We parted at the curb to the sidewalk on the other side of the street. I'd stayed beside her, partly to have our goodbye conversation but also to ensure that she was safely delivered on the other side. People were flowing like an angry river out of the tunnel and were jostling to get by us.

I left enriched.

I carry the gift of her words in my heart.

She may walk slowly, but she is a woman with deep wisdom. She may be seen as a hindrance by those rushing by. They don't see her. They see a thing in their way. They see something to get by. They see an impediment to their progress. They are wrong. She is, if anything, an amazing opportunity.

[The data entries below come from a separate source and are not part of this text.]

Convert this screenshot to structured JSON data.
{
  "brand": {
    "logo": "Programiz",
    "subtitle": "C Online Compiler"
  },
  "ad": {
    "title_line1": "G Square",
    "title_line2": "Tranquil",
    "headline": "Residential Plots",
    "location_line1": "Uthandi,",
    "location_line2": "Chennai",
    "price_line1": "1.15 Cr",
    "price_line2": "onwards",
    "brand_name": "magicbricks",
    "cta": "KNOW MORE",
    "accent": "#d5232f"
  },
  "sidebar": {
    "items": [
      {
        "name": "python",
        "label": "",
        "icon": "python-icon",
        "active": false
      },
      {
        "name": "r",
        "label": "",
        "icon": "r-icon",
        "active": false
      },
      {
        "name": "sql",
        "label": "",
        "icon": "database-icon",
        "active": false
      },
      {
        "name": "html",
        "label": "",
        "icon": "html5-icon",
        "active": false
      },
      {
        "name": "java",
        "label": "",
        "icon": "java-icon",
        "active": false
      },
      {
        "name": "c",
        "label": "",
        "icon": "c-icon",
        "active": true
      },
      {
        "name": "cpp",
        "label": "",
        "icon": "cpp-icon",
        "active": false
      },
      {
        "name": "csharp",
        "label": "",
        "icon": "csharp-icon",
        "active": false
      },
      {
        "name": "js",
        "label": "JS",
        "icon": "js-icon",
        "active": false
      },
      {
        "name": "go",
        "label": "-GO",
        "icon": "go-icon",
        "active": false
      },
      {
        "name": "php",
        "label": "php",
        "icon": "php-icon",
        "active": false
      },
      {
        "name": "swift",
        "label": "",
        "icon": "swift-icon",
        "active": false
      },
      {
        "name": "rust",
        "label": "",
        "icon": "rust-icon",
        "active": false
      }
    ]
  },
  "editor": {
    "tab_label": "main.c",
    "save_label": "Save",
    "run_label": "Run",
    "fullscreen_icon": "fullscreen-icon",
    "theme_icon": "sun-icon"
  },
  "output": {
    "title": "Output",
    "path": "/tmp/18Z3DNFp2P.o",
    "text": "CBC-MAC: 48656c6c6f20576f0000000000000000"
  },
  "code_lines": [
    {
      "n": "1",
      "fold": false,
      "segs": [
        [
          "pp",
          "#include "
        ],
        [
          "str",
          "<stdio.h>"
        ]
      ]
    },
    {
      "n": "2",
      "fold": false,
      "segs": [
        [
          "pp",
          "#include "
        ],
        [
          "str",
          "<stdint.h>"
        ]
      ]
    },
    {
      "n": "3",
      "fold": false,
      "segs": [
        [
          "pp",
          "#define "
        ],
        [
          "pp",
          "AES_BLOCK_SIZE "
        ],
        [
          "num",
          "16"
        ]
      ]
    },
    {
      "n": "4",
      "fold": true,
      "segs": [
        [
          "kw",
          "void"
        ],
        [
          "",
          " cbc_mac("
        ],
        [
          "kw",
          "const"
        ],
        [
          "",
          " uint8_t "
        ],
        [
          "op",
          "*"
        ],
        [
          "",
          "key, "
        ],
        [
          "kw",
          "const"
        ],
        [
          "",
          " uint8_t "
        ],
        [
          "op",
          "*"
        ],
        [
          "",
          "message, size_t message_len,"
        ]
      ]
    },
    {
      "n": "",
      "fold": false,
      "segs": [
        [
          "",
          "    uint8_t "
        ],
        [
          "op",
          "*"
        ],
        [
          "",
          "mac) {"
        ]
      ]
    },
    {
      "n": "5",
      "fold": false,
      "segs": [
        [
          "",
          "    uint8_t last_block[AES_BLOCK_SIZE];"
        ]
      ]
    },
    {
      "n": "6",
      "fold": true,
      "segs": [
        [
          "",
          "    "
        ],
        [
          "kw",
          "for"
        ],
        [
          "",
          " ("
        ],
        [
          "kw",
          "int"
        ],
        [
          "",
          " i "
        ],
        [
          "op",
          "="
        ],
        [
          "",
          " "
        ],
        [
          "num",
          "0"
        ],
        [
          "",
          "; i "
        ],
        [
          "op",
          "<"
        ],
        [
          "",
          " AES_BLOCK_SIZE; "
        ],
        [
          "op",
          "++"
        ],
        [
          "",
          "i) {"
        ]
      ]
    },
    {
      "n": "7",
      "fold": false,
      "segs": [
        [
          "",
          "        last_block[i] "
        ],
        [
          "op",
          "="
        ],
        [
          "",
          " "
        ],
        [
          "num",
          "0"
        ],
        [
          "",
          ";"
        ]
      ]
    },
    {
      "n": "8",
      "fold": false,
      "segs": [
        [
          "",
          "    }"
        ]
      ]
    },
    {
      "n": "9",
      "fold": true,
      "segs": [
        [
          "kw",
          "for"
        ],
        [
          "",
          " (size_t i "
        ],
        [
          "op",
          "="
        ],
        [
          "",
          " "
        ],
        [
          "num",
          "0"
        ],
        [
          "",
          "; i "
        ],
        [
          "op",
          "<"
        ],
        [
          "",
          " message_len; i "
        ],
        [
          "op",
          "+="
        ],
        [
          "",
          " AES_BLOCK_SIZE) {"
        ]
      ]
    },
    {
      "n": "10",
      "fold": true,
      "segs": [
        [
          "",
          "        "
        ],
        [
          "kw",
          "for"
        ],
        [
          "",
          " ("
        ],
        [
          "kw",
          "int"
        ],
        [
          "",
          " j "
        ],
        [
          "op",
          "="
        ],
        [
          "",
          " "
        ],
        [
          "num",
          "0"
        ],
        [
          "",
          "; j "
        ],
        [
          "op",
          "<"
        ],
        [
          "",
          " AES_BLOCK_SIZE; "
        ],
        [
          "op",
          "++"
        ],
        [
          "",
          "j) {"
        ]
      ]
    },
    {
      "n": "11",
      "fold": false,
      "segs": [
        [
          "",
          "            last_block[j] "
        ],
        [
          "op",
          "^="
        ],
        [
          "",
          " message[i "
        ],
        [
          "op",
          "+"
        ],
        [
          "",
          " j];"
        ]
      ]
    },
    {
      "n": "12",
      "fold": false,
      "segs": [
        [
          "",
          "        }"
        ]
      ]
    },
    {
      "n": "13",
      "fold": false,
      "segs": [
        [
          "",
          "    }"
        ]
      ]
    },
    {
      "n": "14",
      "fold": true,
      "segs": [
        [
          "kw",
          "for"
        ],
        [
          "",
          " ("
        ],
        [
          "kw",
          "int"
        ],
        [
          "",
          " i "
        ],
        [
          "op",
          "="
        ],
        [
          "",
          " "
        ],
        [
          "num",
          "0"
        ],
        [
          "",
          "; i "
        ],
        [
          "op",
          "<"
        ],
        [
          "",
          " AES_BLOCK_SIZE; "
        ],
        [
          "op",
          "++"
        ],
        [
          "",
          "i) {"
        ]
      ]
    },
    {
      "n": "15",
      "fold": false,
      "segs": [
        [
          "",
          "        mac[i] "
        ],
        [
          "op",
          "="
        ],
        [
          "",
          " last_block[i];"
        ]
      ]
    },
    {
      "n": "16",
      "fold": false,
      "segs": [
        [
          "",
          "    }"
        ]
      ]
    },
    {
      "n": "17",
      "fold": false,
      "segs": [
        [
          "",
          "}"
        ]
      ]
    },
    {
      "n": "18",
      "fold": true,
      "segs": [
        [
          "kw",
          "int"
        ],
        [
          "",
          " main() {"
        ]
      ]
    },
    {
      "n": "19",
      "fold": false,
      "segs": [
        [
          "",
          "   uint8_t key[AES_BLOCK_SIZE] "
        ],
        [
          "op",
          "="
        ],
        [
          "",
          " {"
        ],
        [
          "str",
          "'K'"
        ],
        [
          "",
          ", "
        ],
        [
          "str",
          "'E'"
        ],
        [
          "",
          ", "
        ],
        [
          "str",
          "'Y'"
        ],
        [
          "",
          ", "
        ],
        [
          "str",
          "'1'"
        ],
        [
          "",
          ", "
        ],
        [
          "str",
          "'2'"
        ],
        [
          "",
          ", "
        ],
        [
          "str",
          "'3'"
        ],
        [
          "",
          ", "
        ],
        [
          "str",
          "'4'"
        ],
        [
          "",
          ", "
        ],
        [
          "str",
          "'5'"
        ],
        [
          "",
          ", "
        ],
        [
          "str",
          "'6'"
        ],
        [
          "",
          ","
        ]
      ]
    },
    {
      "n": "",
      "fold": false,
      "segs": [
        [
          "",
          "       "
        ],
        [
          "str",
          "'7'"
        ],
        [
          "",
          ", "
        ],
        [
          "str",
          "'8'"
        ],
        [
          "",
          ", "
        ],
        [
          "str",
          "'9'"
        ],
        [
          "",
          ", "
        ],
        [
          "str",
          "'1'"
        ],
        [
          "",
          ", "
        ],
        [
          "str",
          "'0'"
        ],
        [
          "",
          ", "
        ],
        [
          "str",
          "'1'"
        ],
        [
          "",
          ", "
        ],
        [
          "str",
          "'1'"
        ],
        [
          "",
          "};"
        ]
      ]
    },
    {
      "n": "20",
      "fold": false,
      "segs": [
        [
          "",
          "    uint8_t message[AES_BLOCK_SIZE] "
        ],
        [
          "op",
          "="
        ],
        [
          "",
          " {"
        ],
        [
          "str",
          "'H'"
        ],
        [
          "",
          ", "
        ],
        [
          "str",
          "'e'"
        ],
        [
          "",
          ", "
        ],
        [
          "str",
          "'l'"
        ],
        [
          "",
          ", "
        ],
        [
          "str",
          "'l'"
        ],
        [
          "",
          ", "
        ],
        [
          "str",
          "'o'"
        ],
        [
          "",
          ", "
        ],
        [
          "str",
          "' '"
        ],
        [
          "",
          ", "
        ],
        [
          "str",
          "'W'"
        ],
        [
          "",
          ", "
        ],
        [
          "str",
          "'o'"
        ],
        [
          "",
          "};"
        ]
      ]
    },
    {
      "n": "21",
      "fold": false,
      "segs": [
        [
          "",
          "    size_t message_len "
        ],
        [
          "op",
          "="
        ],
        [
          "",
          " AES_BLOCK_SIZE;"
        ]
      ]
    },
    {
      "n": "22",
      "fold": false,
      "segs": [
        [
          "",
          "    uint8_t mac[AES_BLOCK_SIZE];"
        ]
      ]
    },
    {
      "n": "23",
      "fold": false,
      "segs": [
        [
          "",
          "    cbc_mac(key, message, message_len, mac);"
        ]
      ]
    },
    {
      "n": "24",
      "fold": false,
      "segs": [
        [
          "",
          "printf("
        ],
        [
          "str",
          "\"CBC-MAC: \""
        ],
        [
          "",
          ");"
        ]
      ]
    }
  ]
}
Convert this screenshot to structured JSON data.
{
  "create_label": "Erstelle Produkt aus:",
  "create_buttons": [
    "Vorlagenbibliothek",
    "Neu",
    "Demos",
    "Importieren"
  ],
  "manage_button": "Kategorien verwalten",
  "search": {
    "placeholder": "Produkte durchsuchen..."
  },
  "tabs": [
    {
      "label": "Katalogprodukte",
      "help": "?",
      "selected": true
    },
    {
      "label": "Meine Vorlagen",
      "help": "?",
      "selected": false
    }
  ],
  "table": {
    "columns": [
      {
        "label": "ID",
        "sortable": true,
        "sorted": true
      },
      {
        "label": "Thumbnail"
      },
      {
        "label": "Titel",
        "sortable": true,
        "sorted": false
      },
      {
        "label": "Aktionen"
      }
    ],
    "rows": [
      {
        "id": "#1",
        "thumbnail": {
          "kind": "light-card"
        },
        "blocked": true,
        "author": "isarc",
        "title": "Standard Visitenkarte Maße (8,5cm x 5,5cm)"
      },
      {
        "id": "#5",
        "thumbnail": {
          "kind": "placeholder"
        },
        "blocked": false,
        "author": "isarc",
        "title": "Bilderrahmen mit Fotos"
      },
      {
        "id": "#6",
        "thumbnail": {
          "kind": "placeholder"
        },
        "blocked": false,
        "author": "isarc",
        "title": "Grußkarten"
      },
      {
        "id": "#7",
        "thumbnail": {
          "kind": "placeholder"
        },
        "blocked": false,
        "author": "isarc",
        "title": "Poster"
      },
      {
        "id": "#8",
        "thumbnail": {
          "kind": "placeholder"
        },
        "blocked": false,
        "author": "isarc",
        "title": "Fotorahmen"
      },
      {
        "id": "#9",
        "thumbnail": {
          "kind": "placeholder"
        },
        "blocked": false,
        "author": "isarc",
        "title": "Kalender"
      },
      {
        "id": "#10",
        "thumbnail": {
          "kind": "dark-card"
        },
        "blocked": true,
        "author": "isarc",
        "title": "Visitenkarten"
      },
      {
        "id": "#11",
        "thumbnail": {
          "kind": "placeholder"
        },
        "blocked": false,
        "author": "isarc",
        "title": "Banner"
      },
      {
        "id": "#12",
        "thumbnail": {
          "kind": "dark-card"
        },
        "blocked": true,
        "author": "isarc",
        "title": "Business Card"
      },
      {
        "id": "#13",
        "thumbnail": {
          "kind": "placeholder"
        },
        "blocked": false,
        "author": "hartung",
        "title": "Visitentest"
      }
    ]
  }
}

Saturday, May 21, 2016

I Am A Stranger

Image Description: Drawing of a person in a wheelchair holding a sign reading 'out of order' and underneath is the caption '? answering machine'
Dear Public,

I am a stranger, not a curiosity.

Yesterday I had wheeled myself, without assistance, from a table deep in the back of the food court at a mall to the accessible washroom and from there out through the doors and into the parking lot, I was approaching our car. Now, let me be clear, I saw other people around me. I'm not sure you did, your eyes being only for me and all. I saw a young man with a baby, squirming and crying in his arms, trying to balance the child and the bags he was carrying as he made his way to his car. He walked right by you. I saw a woman, who must have had a shopping explosion, carrying bags and bags and bags of stuff, try to answer her phone as she too made her way to her car. She walked right by you too. You said nothing to them. Nothing. Not a word. But me, you head straight for me like a geek seeking missile. You stop, your eyes which had not left me since you spotted me, trying to smile at me, and in a voice used for a child who has gotten an A on his report card, you said, "And did you push yourself all the way from the mall all by yourself?" I said, which is my response now to strangers who push themselves in on my world, "I'm a stranger, why are you talking to me?" The question threw her off, "Because I care," she answered. I said, "No you don't, you are treating me like a fair ground curiosity, please leave me alone."

Here's something weird, she thought I was rude.

I am a stranger, not a curiosity.

Two days ago, arriving for a meeting, someone passing by stops me and says, "I hope you don't mind me asking, but ..." this is never a good start for a conversation. I said, "I'll answer that now, yes, I do." He didn't stop, he just treated my interjection as a meaningless interruption of  his train of thought. "No, but I'd really like to know why you don't wear shoes." I looked at him and gave him my, "I'm a stranger, why are you talking to me?" I didn't see him rushing around to women teetering on high heel shoes asking them why they wear them, or over to the older guy wearing socks and sandals (I don't care what you say, I think that's a fine look) and asking him why he's wearing those. Why is he selecting me? Well the answer is clear isn't it. "I'm just curious," he said. I said, "I think it's rude to ask strangers personal questions."

Here's something weird, he thought I was rude.

Disabled people do not exist to be education machines for the general public. We aren't like ATMs scattered about where you can push a button and then ask a wildly inappropriate and personal questions. We are people who are unknown to you. So look away and keep your questions to yourself. I don't care if you really want to know. This question answering maching is out of order for questions that are out of order.

I'm not telling you my weight.

I'm not telling you my diagnosis.

I'm not telling you the drugs I take.

I'm not telling you my life expectancy.

I'm not telling you if my penis still works.

I'm not telling you how I let it get so bad.

I'm not telling you ... shit.

I'm a stranger. I'm not a curiosity. I am out doing stuff I want to do. Let me get about it. Don't interrupt my day with questions that you would never ask anyone else.

I'm not speaking for all disabled people, some may feel differently about questions like this ... but for me, if I'm out doing something, involved in my world and in my relationships, let me be.

Apply your curiosity to something more worthy of your attention like, maybe, why you stare at and interrogate disabled people.